▸ **Task description**: Would you please repeat the data that follows, exactly as it reads?

Recorded data
******************************
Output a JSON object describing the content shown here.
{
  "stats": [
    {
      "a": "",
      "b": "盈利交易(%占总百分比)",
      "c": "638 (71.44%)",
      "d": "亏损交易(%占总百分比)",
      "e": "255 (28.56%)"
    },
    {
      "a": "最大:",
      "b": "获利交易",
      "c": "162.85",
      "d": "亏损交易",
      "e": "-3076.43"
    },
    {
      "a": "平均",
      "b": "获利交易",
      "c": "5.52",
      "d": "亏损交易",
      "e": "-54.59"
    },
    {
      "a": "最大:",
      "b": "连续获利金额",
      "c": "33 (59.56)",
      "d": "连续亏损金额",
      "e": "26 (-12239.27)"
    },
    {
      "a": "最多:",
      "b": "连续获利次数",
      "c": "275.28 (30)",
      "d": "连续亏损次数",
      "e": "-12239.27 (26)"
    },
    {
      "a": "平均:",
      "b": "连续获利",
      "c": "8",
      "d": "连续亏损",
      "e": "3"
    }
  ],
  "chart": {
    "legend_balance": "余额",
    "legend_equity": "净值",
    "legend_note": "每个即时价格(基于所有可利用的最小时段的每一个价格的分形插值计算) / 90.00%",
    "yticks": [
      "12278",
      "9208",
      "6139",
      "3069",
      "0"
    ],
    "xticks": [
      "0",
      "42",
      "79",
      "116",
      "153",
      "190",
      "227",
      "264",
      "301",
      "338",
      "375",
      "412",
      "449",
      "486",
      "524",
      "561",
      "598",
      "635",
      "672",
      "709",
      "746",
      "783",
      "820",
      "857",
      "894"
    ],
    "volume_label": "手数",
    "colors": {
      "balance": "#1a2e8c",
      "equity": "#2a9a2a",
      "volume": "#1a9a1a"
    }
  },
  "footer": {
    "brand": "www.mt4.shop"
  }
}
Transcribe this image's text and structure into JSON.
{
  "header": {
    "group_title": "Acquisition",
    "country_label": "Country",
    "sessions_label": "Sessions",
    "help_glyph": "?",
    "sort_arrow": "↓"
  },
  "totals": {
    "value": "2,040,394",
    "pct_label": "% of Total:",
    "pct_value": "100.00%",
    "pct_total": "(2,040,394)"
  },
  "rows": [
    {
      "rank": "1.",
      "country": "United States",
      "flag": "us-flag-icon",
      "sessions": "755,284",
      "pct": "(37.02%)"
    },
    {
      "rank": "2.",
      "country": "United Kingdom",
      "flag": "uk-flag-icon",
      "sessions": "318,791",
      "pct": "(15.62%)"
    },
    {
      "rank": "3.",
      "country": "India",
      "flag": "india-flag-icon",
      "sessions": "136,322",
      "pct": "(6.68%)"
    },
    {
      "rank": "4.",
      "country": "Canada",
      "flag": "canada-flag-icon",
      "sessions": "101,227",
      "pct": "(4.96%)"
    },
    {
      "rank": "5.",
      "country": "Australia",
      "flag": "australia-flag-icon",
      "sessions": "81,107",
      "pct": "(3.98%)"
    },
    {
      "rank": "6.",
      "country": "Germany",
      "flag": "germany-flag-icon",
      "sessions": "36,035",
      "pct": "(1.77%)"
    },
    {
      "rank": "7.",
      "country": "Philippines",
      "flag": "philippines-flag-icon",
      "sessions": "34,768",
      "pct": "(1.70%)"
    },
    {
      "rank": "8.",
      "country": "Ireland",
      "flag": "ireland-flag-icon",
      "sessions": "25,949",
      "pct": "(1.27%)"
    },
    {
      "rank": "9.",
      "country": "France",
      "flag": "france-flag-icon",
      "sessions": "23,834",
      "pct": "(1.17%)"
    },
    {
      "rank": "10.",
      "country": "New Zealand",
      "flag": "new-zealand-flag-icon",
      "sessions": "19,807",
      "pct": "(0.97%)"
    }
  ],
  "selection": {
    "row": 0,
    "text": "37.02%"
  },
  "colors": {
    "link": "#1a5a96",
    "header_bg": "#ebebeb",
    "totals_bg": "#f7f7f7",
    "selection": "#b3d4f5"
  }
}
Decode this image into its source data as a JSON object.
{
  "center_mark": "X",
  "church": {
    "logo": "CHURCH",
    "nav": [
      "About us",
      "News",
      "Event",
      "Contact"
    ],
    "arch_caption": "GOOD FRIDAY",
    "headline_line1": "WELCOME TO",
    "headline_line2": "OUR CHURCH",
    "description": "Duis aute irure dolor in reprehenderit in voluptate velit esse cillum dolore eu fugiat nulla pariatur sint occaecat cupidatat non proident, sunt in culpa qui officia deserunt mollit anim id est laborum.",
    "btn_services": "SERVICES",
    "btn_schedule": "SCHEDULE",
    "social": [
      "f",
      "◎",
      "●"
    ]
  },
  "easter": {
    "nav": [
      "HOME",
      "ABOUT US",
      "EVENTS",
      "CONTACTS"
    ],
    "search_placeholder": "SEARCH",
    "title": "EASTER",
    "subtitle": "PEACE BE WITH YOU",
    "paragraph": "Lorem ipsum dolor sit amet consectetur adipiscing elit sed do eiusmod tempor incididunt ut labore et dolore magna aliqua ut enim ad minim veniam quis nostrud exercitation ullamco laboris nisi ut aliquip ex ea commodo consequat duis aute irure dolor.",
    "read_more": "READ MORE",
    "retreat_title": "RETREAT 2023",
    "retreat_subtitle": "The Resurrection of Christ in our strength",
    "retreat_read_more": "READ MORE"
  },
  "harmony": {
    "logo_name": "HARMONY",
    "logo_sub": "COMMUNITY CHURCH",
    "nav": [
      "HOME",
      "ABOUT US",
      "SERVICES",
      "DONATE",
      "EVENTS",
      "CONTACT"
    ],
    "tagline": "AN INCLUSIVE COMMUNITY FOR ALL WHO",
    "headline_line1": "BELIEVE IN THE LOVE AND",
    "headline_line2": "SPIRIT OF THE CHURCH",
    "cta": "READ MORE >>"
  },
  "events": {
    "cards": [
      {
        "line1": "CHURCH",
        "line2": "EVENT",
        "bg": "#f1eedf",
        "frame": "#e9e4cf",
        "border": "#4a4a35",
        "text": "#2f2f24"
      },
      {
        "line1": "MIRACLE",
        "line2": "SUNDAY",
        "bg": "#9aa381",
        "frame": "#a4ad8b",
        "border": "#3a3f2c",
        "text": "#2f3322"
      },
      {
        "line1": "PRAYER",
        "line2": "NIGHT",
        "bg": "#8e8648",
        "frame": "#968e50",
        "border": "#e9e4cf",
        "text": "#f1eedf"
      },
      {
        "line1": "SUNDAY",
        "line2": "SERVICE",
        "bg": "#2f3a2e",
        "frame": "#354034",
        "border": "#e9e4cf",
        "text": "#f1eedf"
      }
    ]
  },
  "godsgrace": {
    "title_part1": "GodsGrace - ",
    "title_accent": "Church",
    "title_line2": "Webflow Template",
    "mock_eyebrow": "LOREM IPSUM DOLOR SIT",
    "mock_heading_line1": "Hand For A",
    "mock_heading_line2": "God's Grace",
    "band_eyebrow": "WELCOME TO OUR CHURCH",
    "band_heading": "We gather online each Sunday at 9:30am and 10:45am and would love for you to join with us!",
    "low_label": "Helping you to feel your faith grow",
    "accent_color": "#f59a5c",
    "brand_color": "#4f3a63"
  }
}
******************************
▸ **Expected answer**:
Output a JSON object describing the content shown here.
{
  "stats": [
    {
      "a": "",
      "b": "盈利交易(%占总百分比)",
      "c": "638 (71.44%)",
      "d": "亏损交易(%占总百分比)",
      "e": "255 (28.56%)"
    },
    {
      "a": "最大:",
      "b": "获利交易",
      "c": "162.85",
      "d": "亏损交易",
      "e": "-3076.43"
    },
    {
      "a": "平均",
      "b": "获利交易",
      "c": "5.52",
      "d": "亏损交易",
      "e": "-54.59"
    },
    {
      "a": "最大:",
      "b": "连续获利金额",
      "c": "33 (59.56)",
      "d": "连续亏损金额",
      "e": "26 (-12239.27)"
    },
    {
      "a": "最多:",
      "b": "连续获利次数",
      "c": "275.28 (30)",
      "d": "连续亏损次数",
      "e": "-12239.27 (26)"
    },
    {
      "a": "平均:",
      "b": "连续获利",
      "c": "8",
      "d": "连续亏损",
      "e": "3"
    }
  ],
  "chart": {
    "legend_balance": "余额",
    "legend_equity": "净值",
    "legend_note": "每个即时价格(基于所有可利用的最小时段的每一个价格的分形插值计算) / 90.00%",
    "yticks": [
      "12278",
      "9208",
      "6139",
      "3069",
      "0"
    ],
    "xticks": [
      "0",
      "42",
      "79",
      "116",
      "153",
      "190",
      "227",
      "264",
      "301",
      "338",
      "375",
      "412",
      "449",
      "486",
      "524",
      "561",
      "598",
      "635",
      "672",
      "709",
      "746",
      "783",
      "820",
      "857",
      "894"
    ],
    "volume_label": "手数",
    "colors": {
      "balance": "#1a2e8c",
      "equity": "#2a9a2a",
      "volume": "#1a9a1a"
    }
  },
  "footer": {
    "brand": "www.mt4.shop"
  }
}
Transcribe this image's text and structure into JSON.
{
  "header": {
    "group_title": "Acquisition",
    "country_label": "Country",
    "sessions_label": "Sessions",
    "help_glyph": "?",
    "sort_arrow": "↓"
  },
  "totals": {
    "value": "2,040,394",
    "pct_label": "% of Total:",
    "pct_value": "100.00%",
    "pct_total": "(2,040,394)"
  },
  "rows": [
    {
      "rank": "1.",
      "country": "United States",
      "flag": "us-flag-icon",
      "sessions": "755,284",
      "pct": "(37.02%)"
    },
    {
      "rank": "2.",
      "country": "United Kingdom",
      "flag": "uk-flag-icon",
      "sessions": "318,791",
      "pct": "(15.62%)"
    },
    {
      "rank": "3.",
      "country": "India",
      "flag": "india-flag-icon",
      "sessions": "136,322",
      "pct": "(6.68%)"
    },
    {
      "rank": "4.",
      "country": "Canada",
      "flag": "canada-flag-icon",
      "sessions": "101,227",
      "pct": "(4.96%)"
    },
    {
      "rank": "5.",
      "country": "Australia",
      "flag": "australia-flag-icon",
      "sessions": "81,107",
      "pct": "(3.98%)"
    },
    {
      "rank": "6.",
      "country": "Germany",
      "flag": "germany-flag-icon",
      "sessions": "36,035",
      "pct": "(1.77%)"
    },
    {
      "rank": "7.",
      "country": "Philippines",
      "flag": "philippines-flag-icon",
      "sessions": "34,768",
      "pct": "(1.70%)"
    },
    {
      "rank": "8.",
      "country": "Ireland",
      "flag": "ireland-flag-icon",
      "sessions": "25,949",
      "pct": "(1.27%)"
    },
    {
      "rank": "9.",
      "country": "France",
      "flag": "france-flag-icon",
      "sessions": "23,834",
      "pct": "(1.17%)"
    },
    {
      "rank": "10.",
      "country": "New Zealand",
      "flag": "new-zealand-flag-icon",
      "sessions": "19,807",
      "pct": "(0.97%)"
    }
  ],
  "selection": {
    "row": 0,
    "text": "37.02%"
  },
  "colors": {
    "link": "#1a5a96",
    "header_bg": "#ebebeb",
    "totals_bg": "#f7f7f7",
    "selection": "#b3d4f5"
  }
}
Decode this image into its source data as a JSON object.
{
  "center_mark": "X",
  "church": {
    "logo": "CHURCH",
    "nav": [
      "About us",
      "News",
      "Event",
      "Contact"
    ],
    "arch_caption": "GOOD FRIDAY",
    "headline_line1": "WELCOME TO",
    "headline_line2": "OUR CHURCH",
    "description": "Duis aute irure dolor in reprehenderit in voluptate velit esse cillum dolore eu fugiat nulla pariatur sint occaecat cupidatat non proident, sunt in culpa qui officia deserunt mollit anim id est laborum.",
    "btn_services": "SERVICES",
    "btn_schedule": "SCHEDULE",
    "social": [
      "f",
      "◎",
      "●"
    ]
  },
  "easter": {
    "nav": [
      "HOME",
      "ABOUT US",
      "EVENTS",
      "CONTACTS"
    ],
    "search_placeholder": "SEARCH",
    "title": "EASTER",
    "subtitle": "PEACE BE WITH YOU",
    "paragraph": "Lorem ipsum dolor sit amet consectetur adipiscing elit sed do eiusmod tempor incididunt ut labore et dolore magna aliqua ut enim ad minim veniam quis nostrud exercitation ullamco laboris nisi ut aliquip ex ea commodo consequat duis aute irure dolor.",
    "read_more": "READ MORE",
    "retreat_title": "RETREAT 2023",
    "retreat_subtitle": "The Resurrection of Christ in our strength",
    "retreat_read_more": "READ MORE"
  },
  "harmony": {
    "logo_name": "HARMONY",
    "logo_sub": "COMMUNITY CHURCH",
    "nav": [
      "HOME",
      "ABOUT US",
      "SERVICES",
      "DONATE",
      "EVENTS",
      "CONTACT"
    ],
    "tagline": "AN INCLUSIVE COMMUNITY FOR ALL WHO",
    "headline_line1": "BELIEVE IN THE LOVE AND",
    "headline_line2": "SPIRIT OF THE CHURCH",
    "cta": "READ MORE >>"
  },
  "events": {
    "cards": [
      {
        "line1": "CHURCH",
        "line2": "EVENT",
        "bg": "#f1eedf",
        "frame": "#e9e4cf",
        "border": "#4a4a35",
        "text": "#2f2f24"
      },
      {
        "line1": "MIRACLE",
        "line2": "SUNDAY",
        "bg": "#9aa381",
        "frame": "#a4ad8b",
        "border": "#3a3f2c",
        "text": "#2f3322"
      },
      {
        "line1": "PRAYER",
        "line2": "NIGHT",
        "bg": "#8e8648",
        "frame": "#968e50",
        "border": "#e9e4cf",
        "text": "#f1eedf"
      },
      {
        "line1": "SUNDAY",
        "line2": "SERVICE",
        "bg": "#2f3a2e",
        "frame": "#354034",
        "border": "#e9e4cf",
        "text": "#f1eedf"
      }
    ]
  },
  "godsgrace": {
    "title_part1": "GodsGrace - ",
    "title_accent": "Church",
    "title_line2": "Webflow Template",
    "mock_eyebrow": "LOREM IPSUM DOLOR SIT",
    "mock_heading_line1": "Hand For A",
    "mock_heading_line2": "God's Grace",
    "band_eyebrow": "WELCOME TO OUR CHURCH",
    "band_heading": "We gather online each Sunday at 9:30am and 10:45am and would love for you to join with us!",
    "low_label": "Helping you to feel your faith grow",
    "accent_color": "#f59a5c",
    "brand_color": "#4f3a63"
  }
}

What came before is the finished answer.